Work item: Scan the entries that follow and give only the number of lines containing "link".

[Dataset rows for apps and sites]
☆ ☆ ☆

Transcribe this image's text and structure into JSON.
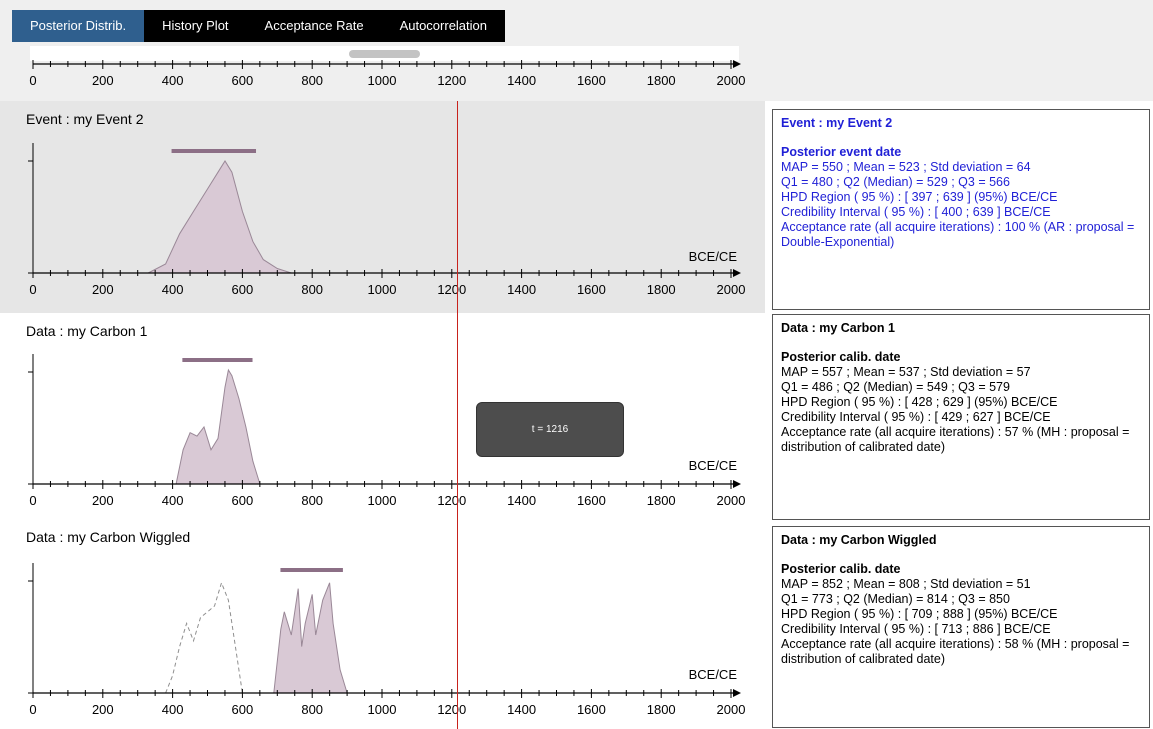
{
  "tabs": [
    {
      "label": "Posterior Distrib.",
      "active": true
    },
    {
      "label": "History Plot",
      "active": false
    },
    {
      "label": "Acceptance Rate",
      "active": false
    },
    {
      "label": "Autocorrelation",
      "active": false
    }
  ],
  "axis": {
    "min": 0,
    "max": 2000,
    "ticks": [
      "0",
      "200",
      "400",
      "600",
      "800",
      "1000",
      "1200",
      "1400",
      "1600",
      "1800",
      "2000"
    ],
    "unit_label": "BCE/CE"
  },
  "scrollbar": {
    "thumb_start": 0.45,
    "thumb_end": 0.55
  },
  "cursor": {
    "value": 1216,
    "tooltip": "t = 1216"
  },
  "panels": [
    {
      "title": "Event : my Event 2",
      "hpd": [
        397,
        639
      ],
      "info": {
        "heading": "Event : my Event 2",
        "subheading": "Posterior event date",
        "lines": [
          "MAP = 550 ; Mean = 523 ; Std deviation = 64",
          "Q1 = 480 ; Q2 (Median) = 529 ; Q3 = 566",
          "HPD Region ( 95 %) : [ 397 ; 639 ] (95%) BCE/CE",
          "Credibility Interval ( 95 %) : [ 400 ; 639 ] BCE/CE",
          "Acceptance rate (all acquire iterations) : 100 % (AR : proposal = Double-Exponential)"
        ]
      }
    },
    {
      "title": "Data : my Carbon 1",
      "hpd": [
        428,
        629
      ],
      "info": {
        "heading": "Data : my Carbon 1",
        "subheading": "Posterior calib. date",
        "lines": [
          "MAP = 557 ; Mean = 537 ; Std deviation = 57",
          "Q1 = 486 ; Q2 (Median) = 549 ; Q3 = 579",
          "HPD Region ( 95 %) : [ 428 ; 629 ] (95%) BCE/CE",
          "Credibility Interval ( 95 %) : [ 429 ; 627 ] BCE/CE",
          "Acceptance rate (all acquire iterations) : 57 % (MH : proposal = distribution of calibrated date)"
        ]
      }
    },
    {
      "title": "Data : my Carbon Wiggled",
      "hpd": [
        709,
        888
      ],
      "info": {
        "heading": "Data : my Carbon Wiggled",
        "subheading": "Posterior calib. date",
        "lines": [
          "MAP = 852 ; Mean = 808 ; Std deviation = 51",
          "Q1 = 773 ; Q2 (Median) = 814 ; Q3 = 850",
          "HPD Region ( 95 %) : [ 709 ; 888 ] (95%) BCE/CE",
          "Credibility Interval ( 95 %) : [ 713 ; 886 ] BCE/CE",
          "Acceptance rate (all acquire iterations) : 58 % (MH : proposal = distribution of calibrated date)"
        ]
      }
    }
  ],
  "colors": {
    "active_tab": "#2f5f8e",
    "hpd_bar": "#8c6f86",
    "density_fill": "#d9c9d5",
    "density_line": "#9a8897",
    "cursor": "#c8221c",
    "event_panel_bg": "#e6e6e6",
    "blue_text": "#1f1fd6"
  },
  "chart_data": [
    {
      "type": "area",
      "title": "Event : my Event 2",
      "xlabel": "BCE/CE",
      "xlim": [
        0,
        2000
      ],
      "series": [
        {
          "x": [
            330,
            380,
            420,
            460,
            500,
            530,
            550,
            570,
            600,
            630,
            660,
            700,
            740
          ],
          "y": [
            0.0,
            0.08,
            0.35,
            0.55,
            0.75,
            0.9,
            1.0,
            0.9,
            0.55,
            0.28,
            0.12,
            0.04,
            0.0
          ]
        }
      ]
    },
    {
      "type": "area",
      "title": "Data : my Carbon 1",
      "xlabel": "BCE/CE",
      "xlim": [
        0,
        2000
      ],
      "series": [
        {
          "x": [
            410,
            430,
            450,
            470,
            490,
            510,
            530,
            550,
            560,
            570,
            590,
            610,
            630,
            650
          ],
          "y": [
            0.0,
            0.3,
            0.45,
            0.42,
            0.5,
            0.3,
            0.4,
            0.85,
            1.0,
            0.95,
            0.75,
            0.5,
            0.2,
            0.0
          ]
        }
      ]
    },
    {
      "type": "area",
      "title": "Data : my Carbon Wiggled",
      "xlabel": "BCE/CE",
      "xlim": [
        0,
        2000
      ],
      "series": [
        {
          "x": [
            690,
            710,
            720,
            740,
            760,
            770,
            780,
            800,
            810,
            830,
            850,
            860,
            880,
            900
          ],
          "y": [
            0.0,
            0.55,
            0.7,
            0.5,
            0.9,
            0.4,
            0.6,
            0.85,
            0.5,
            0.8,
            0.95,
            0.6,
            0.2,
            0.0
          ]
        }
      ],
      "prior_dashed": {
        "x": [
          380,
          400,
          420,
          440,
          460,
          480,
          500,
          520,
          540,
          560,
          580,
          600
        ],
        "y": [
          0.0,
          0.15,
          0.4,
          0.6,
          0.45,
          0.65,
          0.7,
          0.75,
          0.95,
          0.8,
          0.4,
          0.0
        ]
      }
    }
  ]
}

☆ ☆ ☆

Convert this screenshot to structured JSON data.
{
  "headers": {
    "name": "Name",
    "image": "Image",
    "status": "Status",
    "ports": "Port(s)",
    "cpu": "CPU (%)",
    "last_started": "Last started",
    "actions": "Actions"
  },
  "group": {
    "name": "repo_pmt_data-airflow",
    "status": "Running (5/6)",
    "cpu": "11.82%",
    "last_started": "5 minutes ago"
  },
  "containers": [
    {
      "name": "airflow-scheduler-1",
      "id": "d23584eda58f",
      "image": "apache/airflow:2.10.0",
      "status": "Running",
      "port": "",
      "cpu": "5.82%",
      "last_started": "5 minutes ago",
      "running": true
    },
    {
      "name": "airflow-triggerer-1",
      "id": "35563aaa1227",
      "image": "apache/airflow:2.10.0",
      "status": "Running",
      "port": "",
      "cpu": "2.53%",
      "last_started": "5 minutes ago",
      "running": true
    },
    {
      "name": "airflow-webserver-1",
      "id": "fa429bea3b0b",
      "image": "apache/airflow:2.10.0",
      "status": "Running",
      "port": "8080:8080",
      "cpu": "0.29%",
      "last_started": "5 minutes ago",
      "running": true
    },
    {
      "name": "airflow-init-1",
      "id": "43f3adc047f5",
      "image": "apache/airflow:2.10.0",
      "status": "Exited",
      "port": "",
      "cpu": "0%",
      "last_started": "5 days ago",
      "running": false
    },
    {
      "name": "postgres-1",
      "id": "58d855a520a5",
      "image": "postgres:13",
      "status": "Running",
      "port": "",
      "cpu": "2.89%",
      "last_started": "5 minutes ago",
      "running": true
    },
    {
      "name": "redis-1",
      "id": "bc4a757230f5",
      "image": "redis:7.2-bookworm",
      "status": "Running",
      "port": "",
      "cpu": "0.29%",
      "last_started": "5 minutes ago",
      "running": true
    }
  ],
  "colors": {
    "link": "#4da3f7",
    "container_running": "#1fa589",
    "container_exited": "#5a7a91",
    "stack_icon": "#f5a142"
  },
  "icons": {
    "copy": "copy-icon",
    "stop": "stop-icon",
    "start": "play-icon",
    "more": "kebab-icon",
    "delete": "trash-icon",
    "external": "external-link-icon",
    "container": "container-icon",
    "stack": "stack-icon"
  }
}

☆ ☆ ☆

Written answer: 2